Neither of these examples prove PSOSGT’s point, that officer need to be wary of people filming. For one, both officers were preoccupied with enforcing some sort of victimless crime – code enforcement and traffic stop – which could be part of the reason for such hate towards LEO’s. Second, if someone had been filming they would have caught these murders on video and could have helped hold those responsible. In case it wasn’t justified, like when cops kill innocent people for being at the wrong place at the wrong time.
PSOSGT goes on to say,
On a personal level, and I’ve said it before. Showing only 1 side to the story, without context isn’t going to win you any favors, or bonus points with people if you truly want to change how police conduct business.
Everyone has a bias, no matter what they say. It’s natural. If there is a bias, and we show one side of policing, I think it’s obvious by the name – CopBlock.org. Atleast we don’t tell you this is the “No Spin Zone” while we jam our beliefs down your throat. Also, I encourage anyone to look at the other side of the coin, watch COPS, visit PoliceOne.com and research as much as you can about police.

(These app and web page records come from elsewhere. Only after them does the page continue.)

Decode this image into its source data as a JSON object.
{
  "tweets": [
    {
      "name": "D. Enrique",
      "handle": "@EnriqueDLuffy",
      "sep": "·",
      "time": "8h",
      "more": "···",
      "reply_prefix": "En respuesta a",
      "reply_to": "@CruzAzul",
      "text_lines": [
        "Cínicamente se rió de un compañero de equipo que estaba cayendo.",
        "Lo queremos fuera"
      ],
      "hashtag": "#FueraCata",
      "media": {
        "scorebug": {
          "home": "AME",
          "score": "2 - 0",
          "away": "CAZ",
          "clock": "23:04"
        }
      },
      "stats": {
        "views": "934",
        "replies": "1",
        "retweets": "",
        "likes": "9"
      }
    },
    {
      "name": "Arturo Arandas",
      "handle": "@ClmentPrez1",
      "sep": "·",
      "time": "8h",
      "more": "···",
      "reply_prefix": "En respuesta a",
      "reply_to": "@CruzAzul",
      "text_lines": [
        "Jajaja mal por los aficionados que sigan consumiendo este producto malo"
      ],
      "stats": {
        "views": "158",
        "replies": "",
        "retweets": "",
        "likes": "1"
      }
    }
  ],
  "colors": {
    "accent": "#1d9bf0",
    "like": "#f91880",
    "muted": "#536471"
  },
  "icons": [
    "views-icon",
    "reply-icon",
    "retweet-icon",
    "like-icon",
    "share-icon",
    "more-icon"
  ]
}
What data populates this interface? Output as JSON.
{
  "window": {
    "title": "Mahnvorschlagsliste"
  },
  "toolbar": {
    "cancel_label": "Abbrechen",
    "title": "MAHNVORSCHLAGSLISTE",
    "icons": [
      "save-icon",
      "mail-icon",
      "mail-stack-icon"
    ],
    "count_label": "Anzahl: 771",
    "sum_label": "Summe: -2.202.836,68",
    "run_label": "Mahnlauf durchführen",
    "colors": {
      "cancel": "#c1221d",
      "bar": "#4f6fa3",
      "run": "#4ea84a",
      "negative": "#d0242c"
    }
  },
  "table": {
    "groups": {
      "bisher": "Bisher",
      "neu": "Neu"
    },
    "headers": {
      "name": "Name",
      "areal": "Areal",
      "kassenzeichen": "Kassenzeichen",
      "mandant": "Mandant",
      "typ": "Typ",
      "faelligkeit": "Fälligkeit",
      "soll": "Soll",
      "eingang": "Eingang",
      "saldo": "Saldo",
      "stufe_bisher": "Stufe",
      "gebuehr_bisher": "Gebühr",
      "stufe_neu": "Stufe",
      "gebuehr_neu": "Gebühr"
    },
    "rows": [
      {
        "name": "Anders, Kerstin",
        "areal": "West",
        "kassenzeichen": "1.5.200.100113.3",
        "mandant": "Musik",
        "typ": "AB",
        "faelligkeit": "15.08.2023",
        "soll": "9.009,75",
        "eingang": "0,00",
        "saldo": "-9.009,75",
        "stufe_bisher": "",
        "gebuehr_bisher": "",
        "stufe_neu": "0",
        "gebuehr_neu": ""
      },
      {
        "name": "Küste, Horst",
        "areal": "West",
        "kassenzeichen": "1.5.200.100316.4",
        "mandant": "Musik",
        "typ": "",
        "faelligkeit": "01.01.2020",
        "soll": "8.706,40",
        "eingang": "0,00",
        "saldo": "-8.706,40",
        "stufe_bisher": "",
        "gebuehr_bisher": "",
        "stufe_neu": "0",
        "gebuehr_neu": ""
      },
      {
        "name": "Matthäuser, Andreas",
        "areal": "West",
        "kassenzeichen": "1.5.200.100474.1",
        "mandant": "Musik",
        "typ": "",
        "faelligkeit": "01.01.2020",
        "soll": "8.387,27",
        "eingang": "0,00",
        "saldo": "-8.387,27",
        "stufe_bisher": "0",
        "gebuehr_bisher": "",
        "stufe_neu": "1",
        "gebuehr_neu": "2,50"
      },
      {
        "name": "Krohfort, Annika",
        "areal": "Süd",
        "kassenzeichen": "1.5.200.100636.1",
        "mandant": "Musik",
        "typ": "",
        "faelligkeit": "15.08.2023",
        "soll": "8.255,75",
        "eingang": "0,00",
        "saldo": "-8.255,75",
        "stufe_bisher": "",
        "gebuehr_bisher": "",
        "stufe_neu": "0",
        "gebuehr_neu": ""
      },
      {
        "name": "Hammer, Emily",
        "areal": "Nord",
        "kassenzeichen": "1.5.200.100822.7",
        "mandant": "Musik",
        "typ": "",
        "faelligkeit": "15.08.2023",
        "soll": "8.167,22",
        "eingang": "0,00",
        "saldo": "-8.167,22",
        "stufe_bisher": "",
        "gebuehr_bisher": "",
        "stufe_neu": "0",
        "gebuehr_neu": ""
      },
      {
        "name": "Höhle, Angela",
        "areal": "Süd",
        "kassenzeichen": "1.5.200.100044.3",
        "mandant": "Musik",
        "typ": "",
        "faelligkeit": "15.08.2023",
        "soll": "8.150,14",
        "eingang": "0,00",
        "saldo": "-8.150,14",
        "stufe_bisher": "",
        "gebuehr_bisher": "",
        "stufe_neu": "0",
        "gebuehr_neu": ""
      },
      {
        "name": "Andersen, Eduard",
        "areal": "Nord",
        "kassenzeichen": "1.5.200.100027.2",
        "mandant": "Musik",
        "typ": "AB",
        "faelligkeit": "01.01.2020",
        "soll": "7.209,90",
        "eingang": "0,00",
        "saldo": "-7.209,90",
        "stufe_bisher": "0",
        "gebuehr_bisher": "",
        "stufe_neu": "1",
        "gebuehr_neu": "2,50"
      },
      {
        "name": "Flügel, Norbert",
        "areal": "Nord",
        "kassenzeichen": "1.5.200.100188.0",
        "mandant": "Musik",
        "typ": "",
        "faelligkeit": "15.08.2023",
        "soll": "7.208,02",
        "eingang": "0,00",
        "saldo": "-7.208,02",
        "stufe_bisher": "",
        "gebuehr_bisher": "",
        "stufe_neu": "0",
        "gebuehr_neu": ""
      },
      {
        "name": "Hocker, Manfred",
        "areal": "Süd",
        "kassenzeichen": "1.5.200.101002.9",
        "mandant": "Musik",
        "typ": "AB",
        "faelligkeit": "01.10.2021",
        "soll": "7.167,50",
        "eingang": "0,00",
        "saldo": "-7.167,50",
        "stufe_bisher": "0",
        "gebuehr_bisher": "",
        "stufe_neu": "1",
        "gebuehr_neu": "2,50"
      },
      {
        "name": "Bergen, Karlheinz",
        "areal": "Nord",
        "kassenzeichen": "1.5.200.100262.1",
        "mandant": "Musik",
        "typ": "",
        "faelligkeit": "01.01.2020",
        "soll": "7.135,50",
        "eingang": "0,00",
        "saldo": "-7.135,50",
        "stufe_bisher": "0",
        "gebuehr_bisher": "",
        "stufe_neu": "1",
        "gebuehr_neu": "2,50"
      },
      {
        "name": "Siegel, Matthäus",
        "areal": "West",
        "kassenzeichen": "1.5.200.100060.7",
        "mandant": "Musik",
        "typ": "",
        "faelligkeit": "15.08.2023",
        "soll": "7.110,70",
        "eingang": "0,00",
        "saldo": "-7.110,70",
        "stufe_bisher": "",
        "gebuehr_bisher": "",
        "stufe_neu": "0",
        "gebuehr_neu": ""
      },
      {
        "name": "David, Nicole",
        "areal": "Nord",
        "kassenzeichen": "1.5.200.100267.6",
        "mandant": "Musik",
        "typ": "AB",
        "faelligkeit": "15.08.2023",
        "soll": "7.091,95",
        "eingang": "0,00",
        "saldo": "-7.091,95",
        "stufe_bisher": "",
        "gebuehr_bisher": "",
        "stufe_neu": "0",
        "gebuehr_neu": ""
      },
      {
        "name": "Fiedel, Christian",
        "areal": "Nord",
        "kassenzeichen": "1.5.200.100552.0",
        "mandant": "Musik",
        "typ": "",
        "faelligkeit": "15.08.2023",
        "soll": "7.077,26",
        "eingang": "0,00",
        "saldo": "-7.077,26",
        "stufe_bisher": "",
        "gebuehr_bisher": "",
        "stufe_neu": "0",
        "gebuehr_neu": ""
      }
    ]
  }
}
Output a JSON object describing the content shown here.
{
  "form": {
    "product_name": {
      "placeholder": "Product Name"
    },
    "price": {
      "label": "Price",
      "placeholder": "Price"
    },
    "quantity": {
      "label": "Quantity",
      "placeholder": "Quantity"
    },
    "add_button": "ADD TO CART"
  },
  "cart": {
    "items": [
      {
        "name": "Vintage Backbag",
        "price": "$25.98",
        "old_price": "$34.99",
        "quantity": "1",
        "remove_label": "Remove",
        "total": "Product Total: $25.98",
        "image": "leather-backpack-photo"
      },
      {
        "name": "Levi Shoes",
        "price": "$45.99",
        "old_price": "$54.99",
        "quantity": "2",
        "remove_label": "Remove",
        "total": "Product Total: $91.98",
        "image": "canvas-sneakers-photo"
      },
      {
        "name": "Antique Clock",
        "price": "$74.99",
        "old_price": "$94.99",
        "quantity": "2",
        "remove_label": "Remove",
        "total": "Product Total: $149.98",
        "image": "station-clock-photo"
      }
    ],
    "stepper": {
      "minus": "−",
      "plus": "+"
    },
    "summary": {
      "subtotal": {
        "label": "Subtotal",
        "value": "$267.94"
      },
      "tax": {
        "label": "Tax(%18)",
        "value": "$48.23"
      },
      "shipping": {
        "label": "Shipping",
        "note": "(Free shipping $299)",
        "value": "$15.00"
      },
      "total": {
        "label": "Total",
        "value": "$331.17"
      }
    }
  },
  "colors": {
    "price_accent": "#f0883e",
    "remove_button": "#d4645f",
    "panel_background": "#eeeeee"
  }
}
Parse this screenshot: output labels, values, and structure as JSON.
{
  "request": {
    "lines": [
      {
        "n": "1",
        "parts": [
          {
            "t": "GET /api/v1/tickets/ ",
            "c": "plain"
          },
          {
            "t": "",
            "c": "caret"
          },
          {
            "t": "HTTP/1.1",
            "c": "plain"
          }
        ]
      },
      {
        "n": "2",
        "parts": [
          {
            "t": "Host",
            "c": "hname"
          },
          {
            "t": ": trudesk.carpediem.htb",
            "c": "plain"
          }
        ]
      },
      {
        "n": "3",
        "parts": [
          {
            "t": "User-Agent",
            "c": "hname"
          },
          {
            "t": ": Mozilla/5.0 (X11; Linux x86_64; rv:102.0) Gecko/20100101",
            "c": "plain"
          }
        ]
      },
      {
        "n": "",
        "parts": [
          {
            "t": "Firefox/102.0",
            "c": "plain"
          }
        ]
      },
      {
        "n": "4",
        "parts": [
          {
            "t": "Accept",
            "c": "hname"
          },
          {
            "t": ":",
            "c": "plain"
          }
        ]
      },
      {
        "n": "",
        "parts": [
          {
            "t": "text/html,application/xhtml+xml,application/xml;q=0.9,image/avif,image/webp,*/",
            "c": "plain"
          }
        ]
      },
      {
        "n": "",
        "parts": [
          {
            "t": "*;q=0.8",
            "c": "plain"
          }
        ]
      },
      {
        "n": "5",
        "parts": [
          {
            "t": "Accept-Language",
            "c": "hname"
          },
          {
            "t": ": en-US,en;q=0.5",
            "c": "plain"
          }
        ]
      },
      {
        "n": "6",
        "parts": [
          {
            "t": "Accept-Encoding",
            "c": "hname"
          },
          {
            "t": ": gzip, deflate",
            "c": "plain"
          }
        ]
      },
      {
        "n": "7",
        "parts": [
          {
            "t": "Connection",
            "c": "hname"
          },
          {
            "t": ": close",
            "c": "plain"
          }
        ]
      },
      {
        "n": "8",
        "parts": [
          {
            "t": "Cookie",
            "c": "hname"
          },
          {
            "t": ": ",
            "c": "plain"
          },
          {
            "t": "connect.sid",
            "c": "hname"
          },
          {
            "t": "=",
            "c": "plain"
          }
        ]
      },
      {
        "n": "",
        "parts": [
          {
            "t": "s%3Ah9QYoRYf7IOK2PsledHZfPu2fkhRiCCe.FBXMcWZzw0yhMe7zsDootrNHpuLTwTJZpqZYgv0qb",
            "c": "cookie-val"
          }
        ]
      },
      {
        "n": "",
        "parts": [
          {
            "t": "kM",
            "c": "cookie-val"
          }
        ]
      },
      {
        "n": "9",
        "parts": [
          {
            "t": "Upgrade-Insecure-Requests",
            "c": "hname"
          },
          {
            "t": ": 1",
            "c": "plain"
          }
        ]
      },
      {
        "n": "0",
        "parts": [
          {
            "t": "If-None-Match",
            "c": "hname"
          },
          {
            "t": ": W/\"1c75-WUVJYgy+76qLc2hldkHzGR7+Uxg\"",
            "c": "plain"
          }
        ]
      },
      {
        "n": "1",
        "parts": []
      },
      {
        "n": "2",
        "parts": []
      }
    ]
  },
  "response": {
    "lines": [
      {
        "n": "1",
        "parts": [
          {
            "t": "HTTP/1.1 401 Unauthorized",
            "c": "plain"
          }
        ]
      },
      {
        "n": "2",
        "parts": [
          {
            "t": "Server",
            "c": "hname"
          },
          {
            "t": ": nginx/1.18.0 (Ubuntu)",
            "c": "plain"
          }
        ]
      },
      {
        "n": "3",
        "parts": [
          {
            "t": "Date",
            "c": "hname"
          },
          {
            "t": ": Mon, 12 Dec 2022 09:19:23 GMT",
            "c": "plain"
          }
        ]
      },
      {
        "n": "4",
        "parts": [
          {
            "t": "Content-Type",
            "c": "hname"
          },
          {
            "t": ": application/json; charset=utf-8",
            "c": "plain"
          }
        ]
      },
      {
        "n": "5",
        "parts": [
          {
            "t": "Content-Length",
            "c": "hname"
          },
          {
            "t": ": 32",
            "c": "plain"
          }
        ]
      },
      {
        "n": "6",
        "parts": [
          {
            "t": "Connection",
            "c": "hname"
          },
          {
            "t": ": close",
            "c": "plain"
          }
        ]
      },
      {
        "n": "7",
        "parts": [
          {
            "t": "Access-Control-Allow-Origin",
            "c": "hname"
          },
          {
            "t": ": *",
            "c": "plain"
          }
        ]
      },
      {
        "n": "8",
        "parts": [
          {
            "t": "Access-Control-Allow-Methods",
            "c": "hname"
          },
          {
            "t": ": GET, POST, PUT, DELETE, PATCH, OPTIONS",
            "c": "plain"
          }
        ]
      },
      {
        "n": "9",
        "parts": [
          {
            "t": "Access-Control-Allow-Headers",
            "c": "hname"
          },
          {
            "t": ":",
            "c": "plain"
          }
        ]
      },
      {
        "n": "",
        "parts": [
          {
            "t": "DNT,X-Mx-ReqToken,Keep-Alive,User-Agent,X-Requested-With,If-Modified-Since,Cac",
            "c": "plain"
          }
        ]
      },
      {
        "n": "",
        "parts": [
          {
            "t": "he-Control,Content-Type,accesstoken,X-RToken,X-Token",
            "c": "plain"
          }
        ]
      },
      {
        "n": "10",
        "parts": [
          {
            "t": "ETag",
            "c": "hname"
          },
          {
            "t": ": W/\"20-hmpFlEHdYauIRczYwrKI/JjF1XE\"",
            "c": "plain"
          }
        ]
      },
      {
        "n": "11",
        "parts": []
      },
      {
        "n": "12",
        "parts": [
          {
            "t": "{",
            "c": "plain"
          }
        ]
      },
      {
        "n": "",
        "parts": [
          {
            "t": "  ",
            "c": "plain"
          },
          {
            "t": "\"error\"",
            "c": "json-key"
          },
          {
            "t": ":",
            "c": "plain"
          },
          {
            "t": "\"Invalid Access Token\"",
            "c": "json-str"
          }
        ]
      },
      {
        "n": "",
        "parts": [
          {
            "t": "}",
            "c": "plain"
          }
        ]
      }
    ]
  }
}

How many LEO’s have ever thought about starting their own police service, without the government’s permission, that actually protects people? Are any officers out there sick of the politics involved with their jobs? Forced to do things they don’t like, told what laws/actions to arrest people for? Wouldn’t it be great to sit at home – or do routine visits to costumers – and wait for someone who actually needs help to call you? Have you ever thought of working for yourself, rather than the man?
I agree with anyone who looks at a call, video, report, or cops actions and says, “that’s fucked up” or disagree with what happened. It’s common. But the vast majority of people out there have NO IDEA what or why an officer acted or reacted in any given situation. I think it’s just as important to see what is put INTO law enforcement, that the result of an officer doing his/her job.
I think alot of us do see what’s put into law enforcement… law, which is simply words on paper that I may or may not agree with and enforce, which means if I don’t like it I’ll be punished. So, enforcement is what happens to those who don’t agree with the laws. And an officer’s job isn’t about what they believe but enforcing laws, even ones they know are bad/unconstitutional.
What do you think? Do cameras distract officers? Were these good examples to back that claim? Are people who aren’t police officers less creditable when discussing police issues? Would you hire a private company to provide you protection services if offered (instead of paying taxes to your local department)?